Executive VP for Research Search Committee Named

A new position with overall responsibility for all research at Georgia Tech

As part of the senior academic leadership restructuring announced last month, President Bud Peterson has formed a search committee to identify the individual who will oversee Georgia Tech's substantial research enterprise.

The newly created executive vice president for research (EVPR) will report directly to the president and serve as a member of the president's cabinet.

The office will have overall responsibility for all research at Georgia Tech - faculty-based research as well as research conducted at GTRI and the Enterprise Innovation Institute - representing almost one-half of Georgia Tech's budget. College of Sciences Dean Paul Houston will chair the search committee.

In order for this individual to be in place prior to interviews with candidates for the provost position, the committee intends to conduct an internal search for the EVPR position, with the goal of having someone in place by March 2010. That committee includes:

  • Ron Arkin, Professor and Associate Dean, College of Computing 
  • Barbara Boyan, Professor and Associate Dean, College of Engineering 
  • Jorge Breton, Program Manager, Academic Affairs 
  • Baruch Feigenbaum, Graduate Student 
  • Dennis Folds, Principal Research Scientist, Georgia Tech Research Institute 
  • Steve French, Professor and Associate Dean, College of Architecture 
  • Jilda Garton, Associate Vice Provost, Research 
  • Joel Hercik, Associate Vice President, Financial Services 
  • Diana Hicks, Professor and Chair, School of Public Policy 
  • Robert Knotts, Director, Federal Relations 
  • Seth Marder, Professor, School of Chemistry and Biochemistry 
  • Bill Melvin, Director, Sensors and Electromagnetic Applications Lab 
  • Sandra Slaughter, Professor, College of Management 
  • Vigor Yang, Professor and Chair, School of Aerospace Engineering 
  • Chuck Donbaugh, Associate Vice President, Human Resources (ex officio)
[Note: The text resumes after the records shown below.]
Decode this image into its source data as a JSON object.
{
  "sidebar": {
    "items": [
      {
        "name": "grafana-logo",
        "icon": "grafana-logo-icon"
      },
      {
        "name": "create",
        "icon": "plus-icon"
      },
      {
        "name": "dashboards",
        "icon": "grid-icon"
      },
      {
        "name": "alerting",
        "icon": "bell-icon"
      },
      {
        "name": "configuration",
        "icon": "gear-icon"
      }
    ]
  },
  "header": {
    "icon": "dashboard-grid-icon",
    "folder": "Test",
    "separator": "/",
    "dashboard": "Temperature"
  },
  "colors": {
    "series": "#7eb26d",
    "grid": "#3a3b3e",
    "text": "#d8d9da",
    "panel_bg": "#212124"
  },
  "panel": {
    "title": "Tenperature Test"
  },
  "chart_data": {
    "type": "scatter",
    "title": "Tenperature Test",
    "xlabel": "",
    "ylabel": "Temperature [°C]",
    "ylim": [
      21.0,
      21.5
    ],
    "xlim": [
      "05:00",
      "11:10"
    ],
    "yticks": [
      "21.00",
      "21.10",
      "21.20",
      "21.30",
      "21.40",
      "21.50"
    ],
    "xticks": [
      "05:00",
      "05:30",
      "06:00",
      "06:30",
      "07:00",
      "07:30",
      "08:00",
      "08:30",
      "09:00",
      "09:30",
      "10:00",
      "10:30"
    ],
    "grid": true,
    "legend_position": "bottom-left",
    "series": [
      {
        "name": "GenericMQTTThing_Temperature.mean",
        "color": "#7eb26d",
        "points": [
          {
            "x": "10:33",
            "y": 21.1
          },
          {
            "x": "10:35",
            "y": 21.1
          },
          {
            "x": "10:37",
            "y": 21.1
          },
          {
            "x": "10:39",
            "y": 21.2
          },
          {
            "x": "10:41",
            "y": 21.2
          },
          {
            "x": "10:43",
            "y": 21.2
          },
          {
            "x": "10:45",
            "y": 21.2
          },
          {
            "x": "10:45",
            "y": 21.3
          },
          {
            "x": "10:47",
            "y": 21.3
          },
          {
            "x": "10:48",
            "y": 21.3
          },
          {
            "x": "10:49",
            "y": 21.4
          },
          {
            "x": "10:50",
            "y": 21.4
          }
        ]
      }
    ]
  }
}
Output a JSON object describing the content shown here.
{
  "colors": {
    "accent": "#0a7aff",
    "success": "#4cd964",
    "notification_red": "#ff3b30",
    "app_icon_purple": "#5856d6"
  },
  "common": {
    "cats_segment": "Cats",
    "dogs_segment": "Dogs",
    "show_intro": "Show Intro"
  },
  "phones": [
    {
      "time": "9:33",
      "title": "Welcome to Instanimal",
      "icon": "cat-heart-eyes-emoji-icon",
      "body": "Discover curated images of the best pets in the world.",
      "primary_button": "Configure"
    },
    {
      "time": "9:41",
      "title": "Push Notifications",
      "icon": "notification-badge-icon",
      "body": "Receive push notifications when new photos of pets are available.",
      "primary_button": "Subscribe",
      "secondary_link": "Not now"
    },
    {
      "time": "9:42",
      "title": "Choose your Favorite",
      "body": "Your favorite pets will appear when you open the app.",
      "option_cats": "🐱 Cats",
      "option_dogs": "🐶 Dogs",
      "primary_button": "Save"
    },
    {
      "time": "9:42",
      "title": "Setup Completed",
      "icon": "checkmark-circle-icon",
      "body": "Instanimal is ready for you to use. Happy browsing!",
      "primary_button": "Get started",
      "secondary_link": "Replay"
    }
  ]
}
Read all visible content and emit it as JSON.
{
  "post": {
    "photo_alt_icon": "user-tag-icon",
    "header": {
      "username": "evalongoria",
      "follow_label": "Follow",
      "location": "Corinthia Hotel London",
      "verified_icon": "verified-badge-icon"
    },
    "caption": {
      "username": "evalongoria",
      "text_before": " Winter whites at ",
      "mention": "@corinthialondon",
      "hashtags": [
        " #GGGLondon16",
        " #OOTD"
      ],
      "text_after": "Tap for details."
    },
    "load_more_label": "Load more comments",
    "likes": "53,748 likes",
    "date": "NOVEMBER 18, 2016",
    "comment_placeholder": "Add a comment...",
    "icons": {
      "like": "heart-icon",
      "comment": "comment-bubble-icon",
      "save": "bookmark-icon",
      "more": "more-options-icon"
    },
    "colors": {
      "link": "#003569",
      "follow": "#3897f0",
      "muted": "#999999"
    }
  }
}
"Our goal in forming this committee was to bring together a diverse group of interests, and I want to thank each member of the committee for serving the Institute in this capacity," Houston said. "The executive vice president will be entrusted with managing Georgia Tech's research enterprise and will benefit from broad-based support within our research community."

The committee hopes to hold its first meeting later this month. Nominations, recommendations, and comments may be directed to Dr. Houston.

The Georgia Institute of Technology is one of the world's premier research universities. Ranked seventh among U.S. News & World Report's top public universities and the eighth best engineering and information technology university in the world by Shanghai Jiao Tong University's Academic Ranking of World Universities, Georgia Tech’s more than 20,000 students are enrolled in its Colleges of Architecture, Computing, Engineering, Liberal Arts, Management and Sciences. Tech is among the nation's top producers of women and minority engineers. The Institute offers research opportunities to both undergraduate and graduate students and is home to more than 100 interdisciplinary units plus the Georgia Tech Research Institute.